§ What you have to do
Copy the records below exactly as they are written.

(Material for this exercise)

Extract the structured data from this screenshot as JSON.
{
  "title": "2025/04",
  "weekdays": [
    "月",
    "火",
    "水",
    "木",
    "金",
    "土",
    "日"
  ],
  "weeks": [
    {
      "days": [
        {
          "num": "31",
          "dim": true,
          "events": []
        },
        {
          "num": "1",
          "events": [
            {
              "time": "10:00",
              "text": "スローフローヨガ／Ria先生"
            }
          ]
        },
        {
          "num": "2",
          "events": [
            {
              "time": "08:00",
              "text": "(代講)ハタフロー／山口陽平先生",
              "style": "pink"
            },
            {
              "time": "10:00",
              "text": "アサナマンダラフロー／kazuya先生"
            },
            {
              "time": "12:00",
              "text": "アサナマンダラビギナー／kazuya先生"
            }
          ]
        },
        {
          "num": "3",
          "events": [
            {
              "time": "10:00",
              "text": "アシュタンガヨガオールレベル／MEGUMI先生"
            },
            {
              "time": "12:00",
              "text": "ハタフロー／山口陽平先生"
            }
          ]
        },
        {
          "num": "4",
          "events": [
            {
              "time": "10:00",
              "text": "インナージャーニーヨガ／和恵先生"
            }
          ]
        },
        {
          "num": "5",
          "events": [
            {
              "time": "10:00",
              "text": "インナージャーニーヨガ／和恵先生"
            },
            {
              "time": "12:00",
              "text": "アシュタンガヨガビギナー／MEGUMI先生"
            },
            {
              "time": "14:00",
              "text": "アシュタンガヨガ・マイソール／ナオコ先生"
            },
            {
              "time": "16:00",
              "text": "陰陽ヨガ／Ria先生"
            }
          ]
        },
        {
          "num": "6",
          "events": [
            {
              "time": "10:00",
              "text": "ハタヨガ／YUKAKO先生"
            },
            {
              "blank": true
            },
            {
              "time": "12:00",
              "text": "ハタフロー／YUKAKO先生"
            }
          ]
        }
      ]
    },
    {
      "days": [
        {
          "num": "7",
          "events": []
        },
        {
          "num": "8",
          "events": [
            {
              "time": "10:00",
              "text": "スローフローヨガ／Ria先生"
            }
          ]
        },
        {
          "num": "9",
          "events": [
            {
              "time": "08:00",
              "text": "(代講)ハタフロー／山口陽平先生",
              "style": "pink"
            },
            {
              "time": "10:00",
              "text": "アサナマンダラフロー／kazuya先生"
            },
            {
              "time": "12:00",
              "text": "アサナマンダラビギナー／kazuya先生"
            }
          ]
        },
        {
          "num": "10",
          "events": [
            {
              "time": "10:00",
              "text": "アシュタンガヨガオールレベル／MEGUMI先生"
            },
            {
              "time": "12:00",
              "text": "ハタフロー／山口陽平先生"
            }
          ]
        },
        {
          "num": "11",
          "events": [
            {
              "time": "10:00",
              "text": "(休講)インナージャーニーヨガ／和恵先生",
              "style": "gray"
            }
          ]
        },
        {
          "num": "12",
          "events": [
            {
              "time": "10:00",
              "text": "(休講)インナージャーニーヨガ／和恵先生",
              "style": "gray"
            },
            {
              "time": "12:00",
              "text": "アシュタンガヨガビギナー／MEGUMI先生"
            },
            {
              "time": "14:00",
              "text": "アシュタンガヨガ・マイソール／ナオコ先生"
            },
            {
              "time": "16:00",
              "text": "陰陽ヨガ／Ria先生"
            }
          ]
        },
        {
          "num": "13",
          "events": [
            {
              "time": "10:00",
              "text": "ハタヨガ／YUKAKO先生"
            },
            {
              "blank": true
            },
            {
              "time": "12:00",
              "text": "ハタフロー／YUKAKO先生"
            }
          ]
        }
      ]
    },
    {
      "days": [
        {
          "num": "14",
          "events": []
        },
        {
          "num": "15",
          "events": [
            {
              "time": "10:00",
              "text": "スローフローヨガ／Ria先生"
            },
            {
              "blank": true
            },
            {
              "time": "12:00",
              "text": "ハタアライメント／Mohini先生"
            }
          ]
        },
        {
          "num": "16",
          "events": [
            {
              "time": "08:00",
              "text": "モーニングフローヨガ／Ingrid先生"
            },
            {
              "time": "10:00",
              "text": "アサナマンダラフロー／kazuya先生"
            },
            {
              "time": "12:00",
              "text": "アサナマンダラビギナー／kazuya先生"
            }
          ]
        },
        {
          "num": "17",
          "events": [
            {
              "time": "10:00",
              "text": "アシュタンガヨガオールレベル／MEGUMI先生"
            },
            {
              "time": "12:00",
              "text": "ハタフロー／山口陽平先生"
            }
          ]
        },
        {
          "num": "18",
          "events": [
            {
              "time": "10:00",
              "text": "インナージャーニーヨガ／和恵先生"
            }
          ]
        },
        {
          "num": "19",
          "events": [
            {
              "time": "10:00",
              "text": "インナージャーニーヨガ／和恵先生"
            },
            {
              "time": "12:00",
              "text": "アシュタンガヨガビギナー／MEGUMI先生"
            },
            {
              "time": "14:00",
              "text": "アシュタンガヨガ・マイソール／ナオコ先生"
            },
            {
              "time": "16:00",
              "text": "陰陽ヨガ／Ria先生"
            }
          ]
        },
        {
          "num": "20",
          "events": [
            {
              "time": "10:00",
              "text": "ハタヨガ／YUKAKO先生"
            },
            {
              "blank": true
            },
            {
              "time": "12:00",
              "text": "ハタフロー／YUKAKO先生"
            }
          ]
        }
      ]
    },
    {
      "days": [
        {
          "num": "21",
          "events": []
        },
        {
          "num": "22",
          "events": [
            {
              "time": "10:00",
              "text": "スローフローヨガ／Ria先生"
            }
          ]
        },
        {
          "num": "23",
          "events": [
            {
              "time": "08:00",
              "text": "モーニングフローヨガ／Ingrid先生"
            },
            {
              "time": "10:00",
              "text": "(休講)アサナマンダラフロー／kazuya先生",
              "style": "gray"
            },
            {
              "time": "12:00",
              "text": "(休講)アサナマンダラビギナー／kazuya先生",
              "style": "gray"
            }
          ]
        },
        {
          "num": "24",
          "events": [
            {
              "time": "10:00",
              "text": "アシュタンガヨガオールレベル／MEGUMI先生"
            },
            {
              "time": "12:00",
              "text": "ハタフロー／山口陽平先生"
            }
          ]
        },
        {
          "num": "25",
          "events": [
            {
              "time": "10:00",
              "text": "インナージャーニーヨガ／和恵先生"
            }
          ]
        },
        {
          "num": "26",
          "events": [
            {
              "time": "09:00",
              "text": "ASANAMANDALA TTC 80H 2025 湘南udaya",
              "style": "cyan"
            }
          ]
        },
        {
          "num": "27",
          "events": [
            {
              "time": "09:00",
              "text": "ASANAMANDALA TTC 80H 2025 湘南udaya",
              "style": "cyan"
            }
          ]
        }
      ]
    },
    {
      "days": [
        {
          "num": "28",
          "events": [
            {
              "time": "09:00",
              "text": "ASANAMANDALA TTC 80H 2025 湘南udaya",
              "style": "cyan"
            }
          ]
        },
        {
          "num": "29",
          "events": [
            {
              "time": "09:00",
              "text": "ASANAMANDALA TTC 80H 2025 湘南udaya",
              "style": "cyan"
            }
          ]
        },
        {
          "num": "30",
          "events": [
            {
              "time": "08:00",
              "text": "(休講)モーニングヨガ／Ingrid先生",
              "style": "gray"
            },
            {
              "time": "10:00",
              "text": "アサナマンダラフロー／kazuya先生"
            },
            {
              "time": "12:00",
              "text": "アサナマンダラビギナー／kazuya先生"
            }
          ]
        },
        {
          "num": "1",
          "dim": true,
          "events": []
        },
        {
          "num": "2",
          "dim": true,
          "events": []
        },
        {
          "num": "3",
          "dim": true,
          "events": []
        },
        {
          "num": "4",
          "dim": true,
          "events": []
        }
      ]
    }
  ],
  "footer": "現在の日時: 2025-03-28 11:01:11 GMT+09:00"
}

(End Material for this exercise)

§ Written solution
Extract the structured data from this screenshot as JSON.
{
  "title": "2025/04",
  "weekdays": [
    "月",
    "火",
    "水",
    "木",
    "金",
    "土",
    "日"
  ],
  "weeks": [
    {
      "days": [
        {
          "num": "31",
          "dim": true,
          "events": []
        },
        {
          "num": "1",
          "events": [
            {
              "time": "10:00",
              "text": "スローフローヨガ／Ria先生"
            }
          ]
        },
        {
          "num": "2",
          "events": [
            {
              "time": "08:00",
              "text": "(代講)ハタフロー／山口陽平先生",
              "style": "pink"
            },
            {
              "time": "10:00",
              "text": "アサナマンダラフロー／kazuya先生"
            },
            {
              "time": "12:00",
              "text": "アサナマンダラビギナー／kazuya先生"
            }
          ]
        },
        {
          "num": "3",
          "events": [
            {
              "time": "10:00",
              "text": "アシュタンガヨガオールレベル／MEGUMI先生"
            },
            {
              "time": "12:00",
              "text": "ハタフロー／山口陽平先生"
            }
          ]
        },
        {
          "num": "4",
          "events": [
            {
              "time": "10:00",
              "text": "インナージャーニーヨガ／和恵先生"
            }
          ]
        },
        {
          "num": "5",
          "events": [
            {
              "time": "10:00",
              "text": "インナージャーニーヨガ／和恵先生"
            },
            {
              "time": "12:00",
              "text": "アシュタンガヨガビギナー／MEGUMI先生"
            },
            {
              "time": "14:00",
              "text": "アシュタンガヨガ・マイソール／ナオコ先生"
            },
            {
              "time": "16:00",
              "text": "陰陽ヨガ／Ria先生"
            }
          ]
        },
        {
          "num": "6",
          "events": [
            {
              "time": "10:00",
              "text": "ハタヨガ／YUKAKO先生"
            },
            {
              "blank": true
            },
            {
              "time": "12:00",
              "text": "ハタフロー／YUKAKO先生"
            }
          ]
        }
      ]
    },
    {
      "days": [
        {
          "num": "7",
          "events": []
        },
        {
          "num": "8",
          "events": [
            {
              "time": "10:00",
              "text": "スローフローヨガ／Ria先生"
            }
          ]
        },
        {
          "num": "9",
          "events": [
            {
              "time": "08:00",
              "text": "(代講)ハタフロー／山口陽平先生",
              "style": "pink"
            },
            {
              "time": "10:00",
              "text": "アサナマンダラフロー／kazuya先生"
            },
            {
              "time": "12:00",
              "text": "アサナマンダラビギナー／kazuya先生"
            }
          ]
        },
        {
          "num": "10",
          "events": [
            {
              "time": "10:00",
              "text": "アシュタンガヨガオールレベル／MEGUMI先生"
            },
            {
              "time": "12:00",
              "text": "ハタフロー／山口陽平先生"
            }
          ]
        },
        {
          "num": "11",
          "events": [
            {
              "time": "10:00",
              "text": "(休講)インナージャーニーヨガ／和恵先生",
              "style": "gray"
            }
          ]
        },
        {
          "num": "12",
          "events": [
            {
              "time": "10:00",
              "text": "(休講)インナージャーニーヨガ／和恵先生",
              "style": "gray"
            },
            {
              "time": "12:00",
              "text": "アシュタンガヨガビギナー／MEGUMI先生"
            },
            {
              "time": "14:00",
              "text": "アシュタンガヨガ・マイソール／ナオコ先生"
            },
            {
              "time": "16:00",
              "text": "陰陽ヨガ／Ria先生"
            }
          ]
        },
        {
          "num": "13",
          "events": [
            {
              "time": "10:00",
              "text": "ハタヨガ／YUKAKO先生"
            },
            {
              "blank": true
            },
            {
              "time": "12:00",
              "text": "ハタフロー／YUKAKO先生"
            }
          ]
        }
      ]
    },
    {
      "days": [
        {
          "num": "14",
          "events": []
        },
        {
          "num": "15",
          "events": [
            {
              "time": "10:00",
              "text": "スローフローヨガ／Ria先生"
            },
            {
              "blank": true
            },
            {
              "time": "12:00",
              "text": "ハタアライメント／Mohini先生"
            }
          ]
        },
        {
          "num": "16",
          "events": [
            {
              "time": "08:00",
              "text": "モーニングフローヨガ／Ingrid先生"
            },
            {
              "time": "10:00",
              "text": "アサナマンダラフロー／kazuya先生"
            },
            {
              "time": "12:00",
              "text": "アサナマンダラビギナー／kazuya先生"
            }
          ]
        },
        {
          "num": "17",
          "events": [
            {
              "time": "10:00",
              "text": "アシュタンガヨガオールレベル／MEGUMI先生"
            },
            {
              "time": "12:00",
              "text": "ハタフロー／山口陽平先生"
            }
          ]
        },
        {
          "num": "18",
          "events": [
            {
              "time": "10:00",
              "text": "インナージャーニーヨガ／和恵先生"
            }
          ]
        },
        {
          "num": "19",
          "events": [
            {
              "time": "10:00",
              "text": "インナージャーニーヨガ／和恵先生"
            },
            {
              "time": "12:00",
              "text": "アシュタンガヨガビギナー／MEGUMI先生"
            },
            {
              "time": "14:00",
              "text": "アシュタンガヨガ・マイソール／ナオコ先生"
            },
            {
              "time": "16:00",
              "text": "陰陽ヨガ／Ria先生"
            }
          ]
        },
        {
          "num": "20",
          "events": [
            {
              "time": "10:00",
              "text": "ハタヨガ／YUKAKO先生"
            },
            {
              "blank": true
            },
            {
              "time": "12:00",
              "text": "ハタフロー／YUKAKO先生"
            }
          ]
        }
      ]
    },
    {
      "days": [
        {
          "num": "21",
          "events": []
        },
        {
          "num": "22",
          "events": [
            {
              "time": "10:00",
              "text": "スローフローヨガ／Ria先生"
            }
          ]
        },
        {
          "num": "23",
          "events": [
            {
              "time": "08:00",
              "text": "モーニングフローヨガ／Ingrid先生"
            },
            {
              "time": "10:00",
              "text": "(休講)アサナマンダラフロー／kazuya先生",
              "style": "gray"
            },
            {
              "time": "12:00",
              "text": "(休講)アサナマンダラビギナー／kazuya先生",
              "style": "gray"
            }
          ]
        },
        {
          "num": "24",
          "events": [
            {
              "time": "10:00",
              "text": "アシュタンガヨガオールレベル／MEGUMI先生"
            },
            {
              "time": "12:00",
              "text": "ハタフロー／山口陽平先生"
            }
          ]
        },
        {
          "num": "25",
          "events": [
            {
              "time": "10:00",
              "text": "インナージャーニーヨガ／和恵先生"
            }
          ]
        },
        {
          "num": "26",
          "events": [
            {
              "time": "09:00",
              "text": "ASANAMANDALA TTC 80H 2025 湘南udaya",
              "style": "cyan"
            }
          ]
        },
        {
          "num": "27",
          "events": [
            {
              "time": "09:00",
              "text": "ASANAMANDALA TTC 80H 2025 湘南udaya",
              "style": "cyan"
            }
          ]
        }
      ]
    },
    {
      "days": [
        {
          "num": "28",
          "events": [
            {
              "time": "09:00",
              "text": "ASANAMANDALA TTC 80H 2025 湘南udaya",
              "style": "cyan"
            }
          ]
        },
        {
          "num": "29",
          "events": [
            {
              "time": "09:00",
              "text": "ASANAMANDALA TTC 80H 2025 湘南udaya",
              "style": "cyan"
            }
          ]
        },
        {
          "num": "30",
          "events": [
            {
              "time": "08:00",
              "text": "(休講)モーニングヨガ／Ingrid先生",
              "style": "gray"
            },
            {
              "time": "10:00",
              "text": "アサナマンダラフロー／kazuya先生"
            },
            {
              "time": "12:00",
              "text": "アサナマンダラビギナー／kazuya先生"
            }
          ]
        },
        {
          "num": "1",
          "dim": true,
          "events": []
        },
        {
          "num": "2",
          "dim": true,
          "events": []
        },
        {
          "num": "3",
          "dim": true,
          "events": []
        },
        {
          "num": "4",
          "dim": true,
          "events": []
        }
      ]
    }
  ],
  "footer": "現在の日時: 2025-03-28 11:01:11 GMT+09:00"
}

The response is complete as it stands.